▸ Exercise prompt
Whenever a picture appears, leave it out while repeating all the other data exactly.

(Entries taken from a collection)
━━━━━━━━━━━━━━━━━━━━━━━━━━━━━━
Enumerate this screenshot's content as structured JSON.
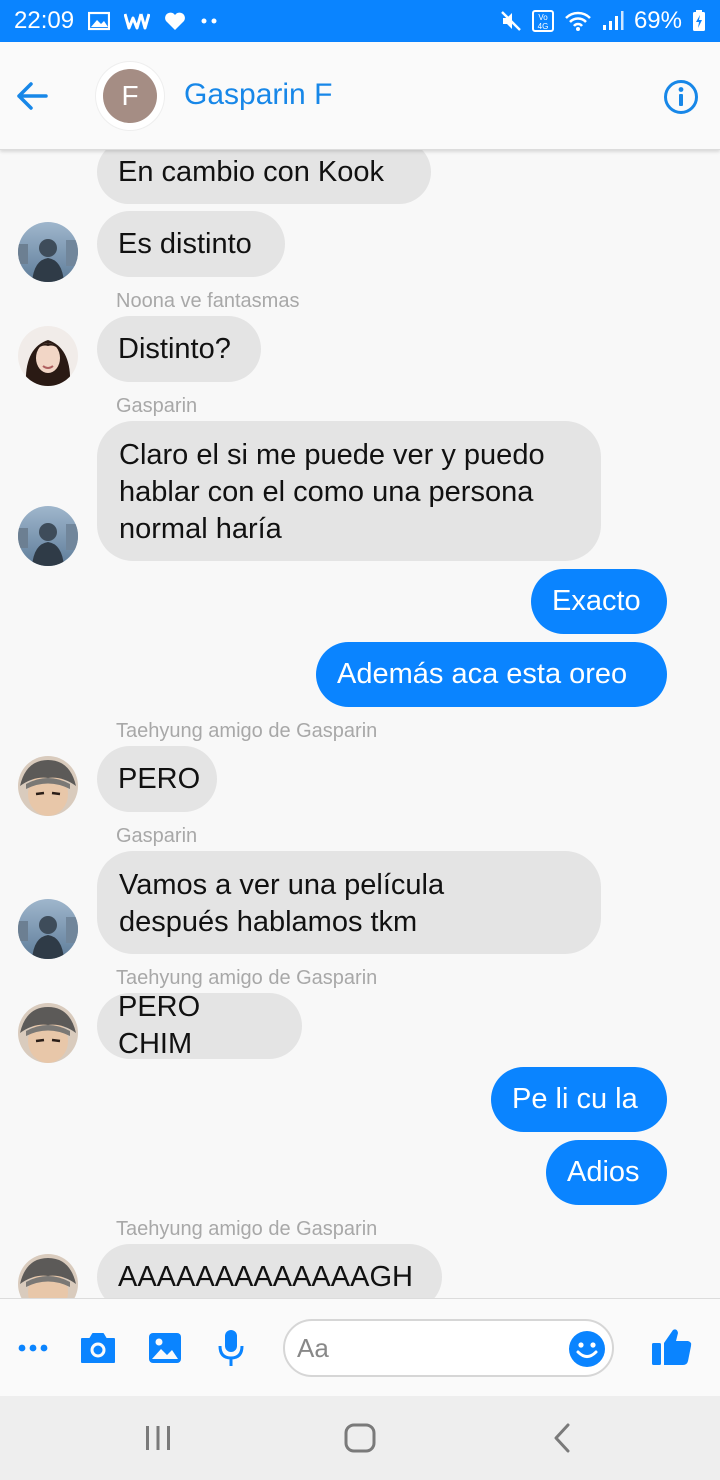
{
  "status_bar": {
    "time": "22:09",
    "battery": "69%"
  },
  "header": {
    "avatar_initial": "F",
    "title": "Gasparin F",
    "colors": {
      "accent": "#1787e8",
      "avatar_bg": "#a58d84"
    }
  },
  "messages": [
    {
      "direction": "in",
      "text": "En cambio con Kook"
    },
    {
      "direction": "in",
      "text": "Es distinto"
    },
    {
      "direction": "in",
      "sender": "Noona ve fantasmas",
      "text": "Distinto?"
    },
    {
      "direction": "in",
      "sender": "Gasparin",
      "lines": [
        "Claro el si me puede ver y puedo",
        "hablar con el como una persona",
        "normal haría"
      ]
    },
    {
      "direction": "out",
      "text": "Exacto"
    },
    {
      "direction": "out",
      "text": "Además aca esta oreo"
    },
    {
      "direction": "in",
      "sender": "Taehyung amigo de Gasparin",
      "text": "PERO"
    },
    {
      "direction": "in",
      "sender": "Gasparin",
      "lines": [
        "Vamos a ver una película",
        "después hablamos tkm"
      ]
    },
    {
      "direction": "in",
      "sender": "Taehyung amigo de Gasparin",
      "text": "PERO CHIM"
    },
    {
      "direction": "out",
      "text": "Pe li cu la"
    },
    {
      "direction": "out",
      "text": "Adios"
    },
    {
      "direction": "in",
      "sender": "Taehyung amigo de Gasparin",
      "text": "AAAAAAAAAAAAAGH"
    }
  ],
  "composer": {
    "placeholder": "Aa"
  },
  "icons": {
    "back": "arrow-left-icon",
    "info": "info-icon",
    "more": "more-icon",
    "camera": "camera-icon",
    "gallery": "image-icon",
    "mic": "microphone-icon",
    "emoji": "emoji-icon",
    "like": "thumbs-up-icon",
    "nav_recents": "recents-icon",
    "nav_home": "home-icon",
    "nav_back": "chevron-left-icon"
  },
  "colors": {
    "status_bar": "#0a84ff",
    "outgoing_bubble": "#0a84ff",
    "incoming_bubble": "#e4e4e4"
  }
}
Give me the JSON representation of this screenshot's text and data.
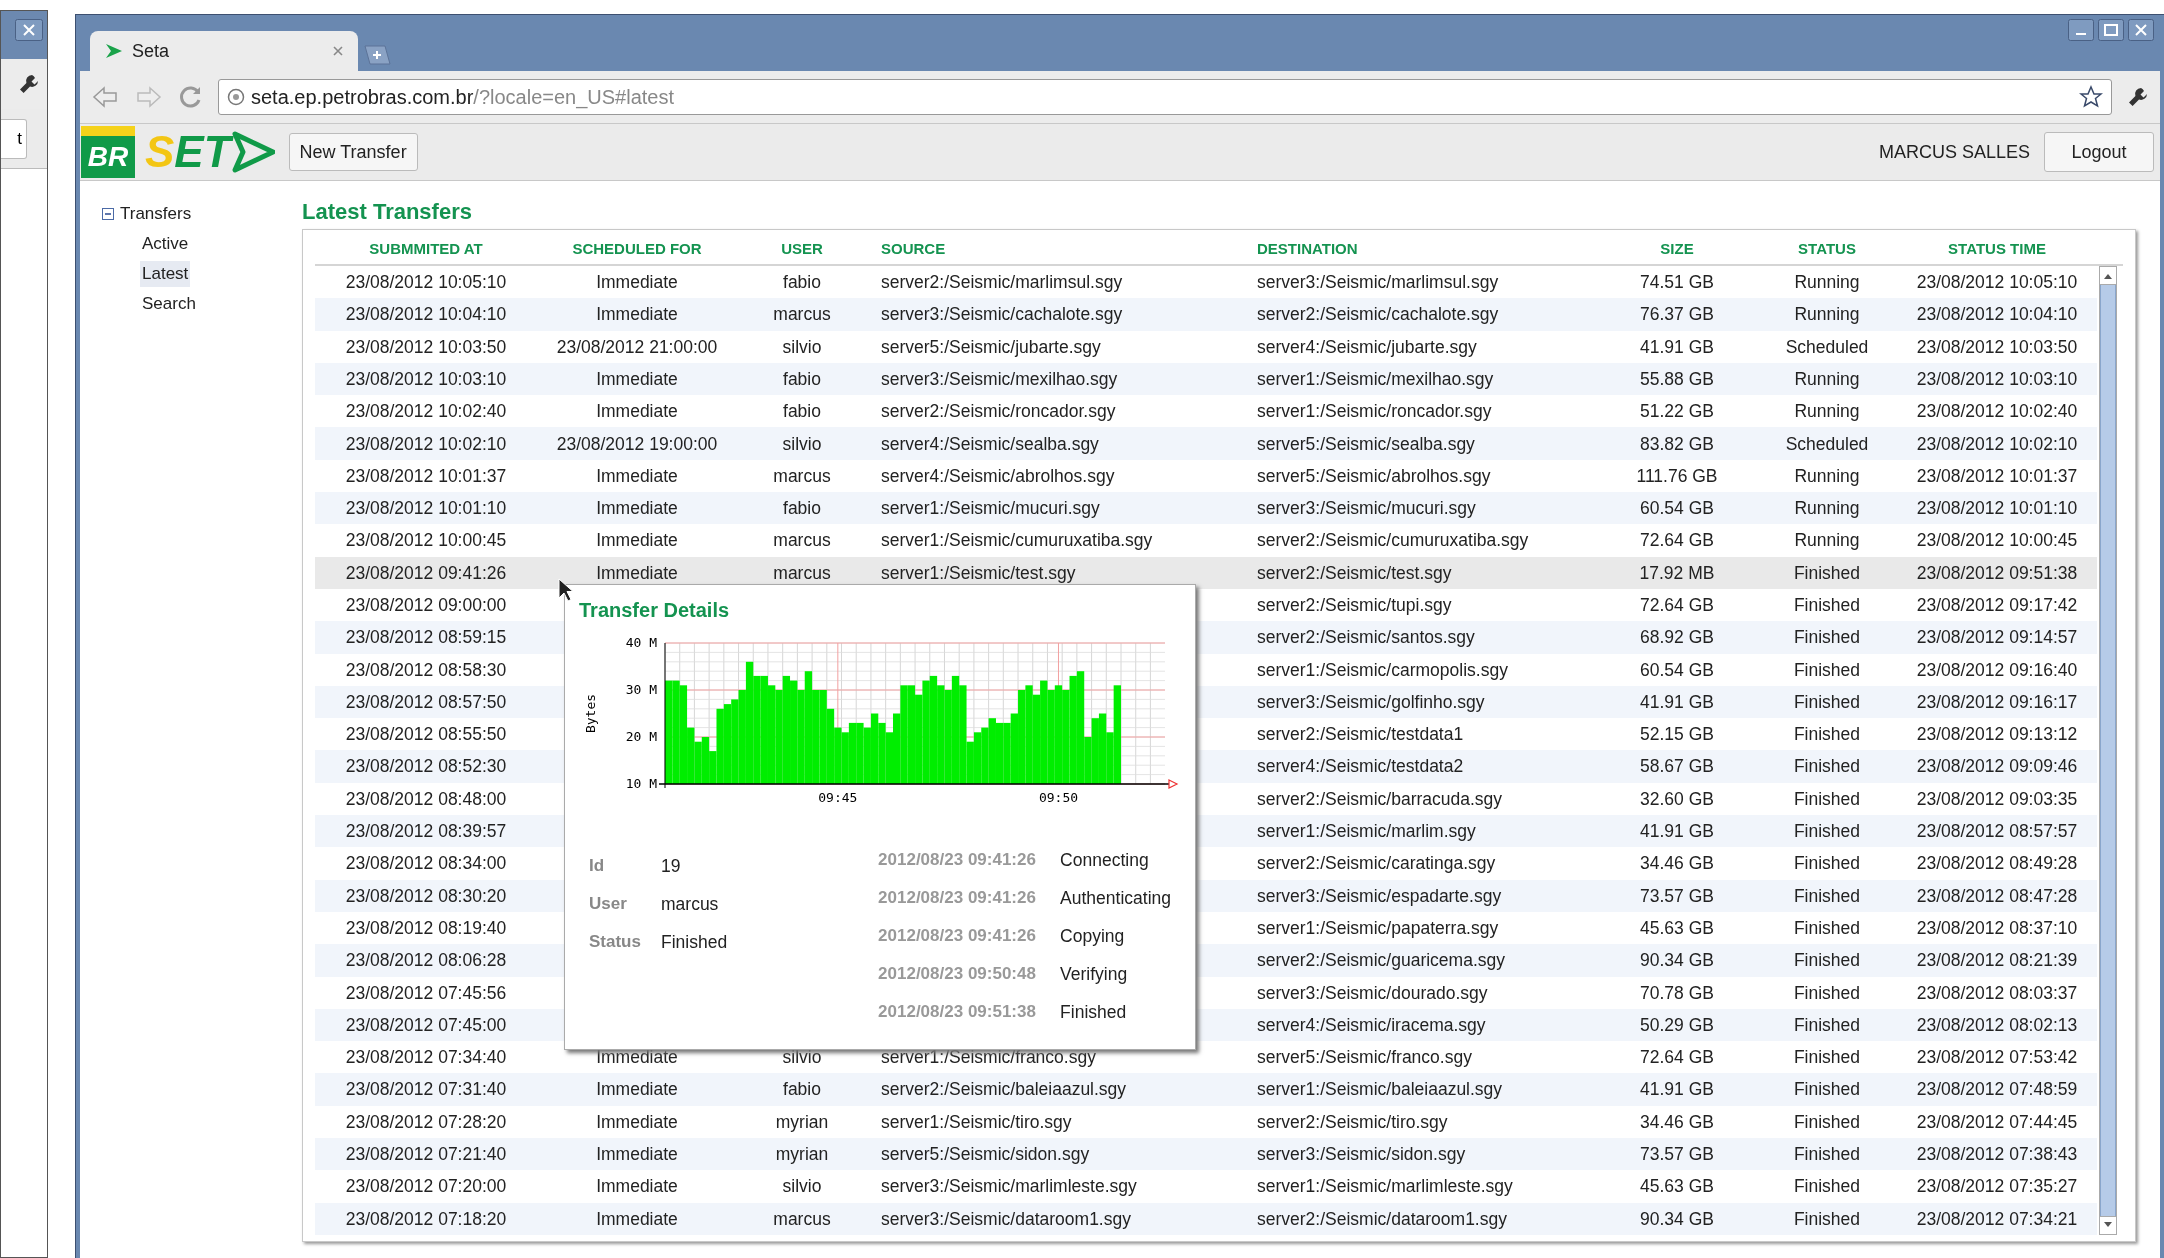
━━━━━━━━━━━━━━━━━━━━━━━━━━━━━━
▸ Task solution
Enumerate this screenshot's content as structured JSON.
{
  "status_bar": {
    "time": "22:09",
    "battery": "69%"
  },
  "header": {
    "avatar_initial": "F",
    "title": "Gasparin F",
    "colors": {
      "accent": "#1787e8",
      "avatar_bg": "#a58d84"
    }
  },
  "messages": [
    {
      "direction": "in",
      "text": "En cambio con Kook"
    },
    {
      "direction": "in",
      "text": "Es distinto"
    },
    {
      "direction": "in",
      "sender": "Noona ve fantasmas",
      "text": "Distinto?"
    },
    {
      "direction": "in",
      "sender": "Gasparin",
      "lines": [
        "Claro el si me puede ver y puedo",
        "hablar con el como una persona",
        "normal haría"
      ]
    },
    {
      "direction": "out",
      "text": "Exacto"
    },
    {
      "direction": "out",
      "text": "Además aca esta oreo"
    },
    {
      "direction": "in",
      "sender": "Taehyung amigo de Gasparin",
      "text": "PERO"
    },
    {
      "direction": "in",
      "sender": "Gasparin",
      "lines": [
        "Vamos a ver una película",
        "después hablamos tkm"
      ]
    },
    {
      "direction": "in",
      "sender": "Taehyung amigo de Gasparin",
      "text": "PERO CHIM"
    },
    {
      "direction": "out",
      "text": "Pe li cu la"
    },
    {
      "direction": "out",
      "text": "Adios"
    },
    {
      "direction": "in",
      "sender": "Taehyung amigo de Gasparin",
      "text": "AAAAAAAAAAAAAGH"
    }
  ],
  "composer": {
    "placeholder": "Aa"
  },
  "icons": {
    "back": "arrow-left-icon",
    "info": "info-icon",
    "more": "more-icon",
    "camera": "camera-icon",
    "gallery": "image-icon",
    "mic": "microphone-icon",
    "emoji": "emoji-icon",
    "like": "thumbs-up-icon",
    "nav_recents": "recents-icon",
    "nav_home": "home-icon",
    "nav_back": "chevron-left-icon"
  },
  "colors": {
    "status_bar": "#0a84ff",
    "outgoing_bubble": "#0a84ff",
    "incoming_bubble": "#e4e4e4"
  }
}
Give me the JSON representation of this screenshot's text and data.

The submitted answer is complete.